--- DATA TO EXAMINE ---

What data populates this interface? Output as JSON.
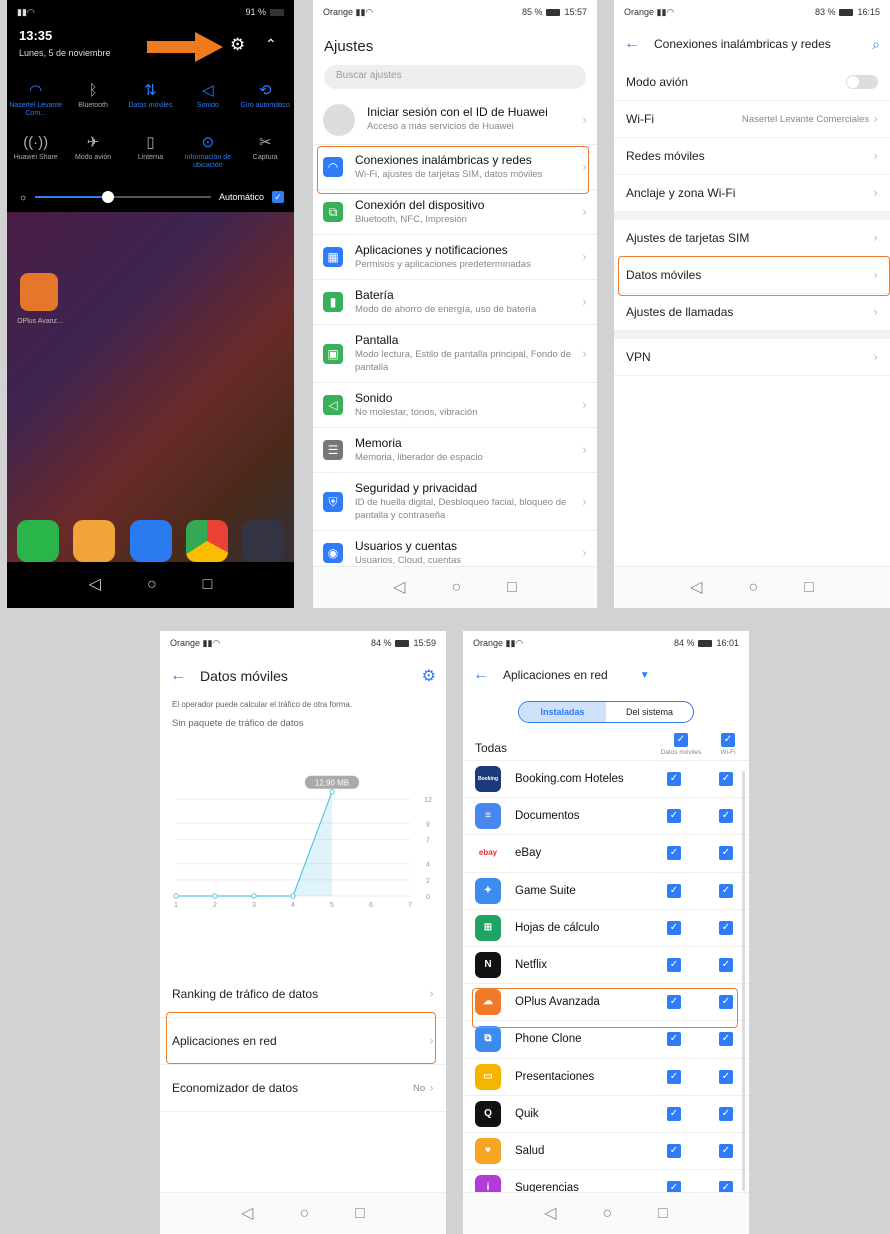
{
  "p1": {
    "status_right": "91 %",
    "time": "13:35",
    "date": "Lunes, 5 de noviembre",
    "tiles_row1": [
      {
        "icon": "wifi-icon",
        "glyph": "◠",
        "label": "Nasertel Levante Com...",
        "on": true
      },
      {
        "icon": "bluetooth-icon",
        "glyph": "ᛒ",
        "label": "Bluetooth",
        "on": false
      },
      {
        "icon": "mobile-data-icon",
        "glyph": "⇅",
        "label": "Datos móviles",
        "on": true
      },
      {
        "icon": "sound-icon",
        "glyph": "◁",
        "label": "Sonido",
        "on": true
      },
      {
        "icon": "auto-rotate-icon",
        "glyph": "⟲",
        "label": "Giro automático",
        "on": true
      }
    ],
    "tiles_row2": [
      {
        "icon": "huawei-share-icon",
        "glyph": "((·))",
        "label": "Huawei Share",
        "on": false
      },
      {
        "icon": "airplane-icon",
        "glyph": "✈",
        "label": "Modo avión",
        "on": false
      },
      {
        "icon": "flashlight-icon",
        "glyph": "▯",
        "label": "Linterna",
        "on": false
      },
      {
        "icon": "location-icon",
        "glyph": "⊙",
        "label": "Información de ubicación",
        "on": true
      },
      {
        "icon": "screenshot-icon",
        "glyph": "✂",
        "label": "Captura",
        "on": false
      }
    ],
    "brightness_label": "Automático",
    "app_label": "OPlus Avanz..."
  },
  "p2": {
    "carrier": "Orange",
    "status_right": "85 %",
    "clock": "15:57",
    "title": "Ajustes",
    "search_placeholder": "Buscar ajustes",
    "account": {
      "title": "Iniciar sesión con el ID de Huawei",
      "sub": "Acceso a más servicios de Huawei"
    },
    "items": [
      {
        "icon": "wireless-icon",
        "glyph": "◠",
        "color": "#2f7cf6",
        "title": "Conexiones inalámbricas y redes",
        "sub": "Wi-Fi, ajustes de tarjetas SIM, datos móviles"
      },
      {
        "icon": "device-connection-icon",
        "glyph": "⧉",
        "color": "#3ab05a",
        "title": "Conexión del dispositivo",
        "sub": "Bluetooth, NFC, Impresión"
      },
      {
        "icon": "apps-icon",
        "glyph": "▦",
        "color": "#2f7cf6",
        "title": "Aplicaciones y notificaciones",
        "sub": "Permisos y aplicaciones predeterminadas"
      },
      {
        "icon": "battery-icon",
        "glyph": "▮",
        "color": "#3ab05a",
        "title": "Batería",
        "sub": "Modo de ahorro de energía, uso de batería"
      },
      {
        "icon": "display-icon",
        "glyph": "▣",
        "color": "#3ab05a",
        "title": "Pantalla",
        "sub": "Modo lectura, Estilo de pantalla principal, Fondo de pantalla"
      },
      {
        "icon": "sound-icon",
        "glyph": "◁",
        "color": "#3ab05a",
        "title": "Sonido",
        "sub": "No molestar, tonos, vibración"
      },
      {
        "icon": "storage-icon",
        "glyph": "☰",
        "color": "#777",
        "title": "Memoria",
        "sub": "Memoria, liberador de espacio"
      },
      {
        "icon": "security-icon",
        "glyph": "⛨",
        "color": "#2f7cf6",
        "title": "Seguridad y privacidad",
        "sub": "ID de huella digital, Desbloqueo facial, bloqueo de pantalla y contraseña"
      },
      {
        "icon": "users-icon",
        "glyph": "◉",
        "color": "#2f7cf6",
        "title": "Usuarios y cuentas",
        "sub": "Usuarios, Cloud, cuentas"
      }
    ]
  },
  "p3": {
    "carrier": "Orange",
    "status_right": "83 %",
    "clock": "16:15",
    "title": "Conexiones inalámbricas y redes",
    "group1": [
      {
        "label": "Modo avión",
        "value": "",
        "toggle": true
      },
      {
        "label": "Wi-Fi",
        "value": "Nasertel Levante Comerciales",
        "toggle": false
      },
      {
        "label": "Redes móviles",
        "value": "",
        "toggle": false
      },
      {
        "label": "Anclaje y zona Wi-Fi",
        "value": "",
        "toggle": false
      }
    ],
    "group2": [
      {
        "label": "Ajustes de tarjetas SIM"
      },
      {
        "label": "Datos móviles"
      },
      {
        "label": "Ajustes de llamadas"
      }
    ],
    "group3": [
      {
        "label": "VPN"
      }
    ]
  },
  "p4": {
    "carrier": "Orange",
    "status_right": "84 %",
    "clock": "15:59",
    "title": "Datos móviles",
    "note": "El operador puede calcular el tráfico de otra forma.",
    "package": "Sin paquete de tráfico de datos",
    "rows": [
      {
        "label": "Ranking de tráfico de datos",
        "value": ""
      },
      {
        "label": "Aplicaciones en red",
        "value": ""
      },
      {
        "label": "Economizador de datos",
        "value": "No"
      }
    ]
  },
  "chart_data": {
    "type": "area",
    "x": [
      1,
      2,
      3,
      4,
      5,
      6,
      7
    ],
    "series": [
      {
        "values": [
          0,
          0,
          0,
          0,
          12.9,
          null,
          null
        ]
      }
    ],
    "yticks": [
      0,
      2,
      4,
      7,
      9,
      12
    ],
    "xticks": [
      1,
      2,
      3,
      4,
      5,
      6,
      7
    ],
    "ylim": [
      0,
      13
    ],
    "annotation": "12,90 MB",
    "color": "#5cc5e6"
  },
  "p5": {
    "carrier": "Orange",
    "status_right": "84 %",
    "clock": "16:01",
    "title": "Aplicaciones en red",
    "seg_installed": "Instaladas",
    "seg_system": "Del sistema",
    "all_label": "Todas",
    "col_data": "Datos móviles",
    "col_wifi": "Wi-Fi",
    "apps": [
      {
        "name": "Booking.com Hoteles",
        "icon": "booking-icon",
        "glyph": "Booking",
        "color": "#1a3a7a"
      },
      {
        "name": "Documentos",
        "icon": "docs-icon",
        "glyph": "≡",
        "color": "#4a86f0"
      },
      {
        "name": "eBay",
        "icon": "ebay-icon",
        "glyph": "ebay",
        "color": "#ffffff"
      },
      {
        "name": "Game Suite",
        "icon": "game-suite-icon",
        "glyph": "✦",
        "color": "#3c8cf0"
      },
      {
        "name": "Hojas de cálculo",
        "icon": "sheets-icon",
        "glyph": "⊞",
        "color": "#1ea362"
      },
      {
        "name": "Netflix",
        "icon": "netflix-icon",
        "glyph": "N",
        "color": "#111111"
      },
      {
        "name": "OPlus Avanzada",
        "icon": "oplus-icon",
        "glyph": "☁",
        "color": "#ef7a2a"
      },
      {
        "name": "Phone Clone",
        "icon": "phone-clone-icon",
        "glyph": "⧉",
        "color": "#3c8cf0"
      },
      {
        "name": "Presentaciones",
        "icon": "slides-icon",
        "glyph": "▭",
        "color": "#f4b400"
      },
      {
        "name": "Quik",
        "icon": "quik-icon",
        "glyph": "Q",
        "color": "#111111"
      },
      {
        "name": "Salud",
        "icon": "health-icon",
        "glyph": "♥",
        "color": "#f6a623"
      },
      {
        "name": "Sugerencias",
        "icon": "tips-icon",
        "glyph": "i",
        "color": "#b23ad6"
      }
    ]
  }
}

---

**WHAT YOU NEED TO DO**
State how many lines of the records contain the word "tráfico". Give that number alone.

**ANSWER SECTION**
3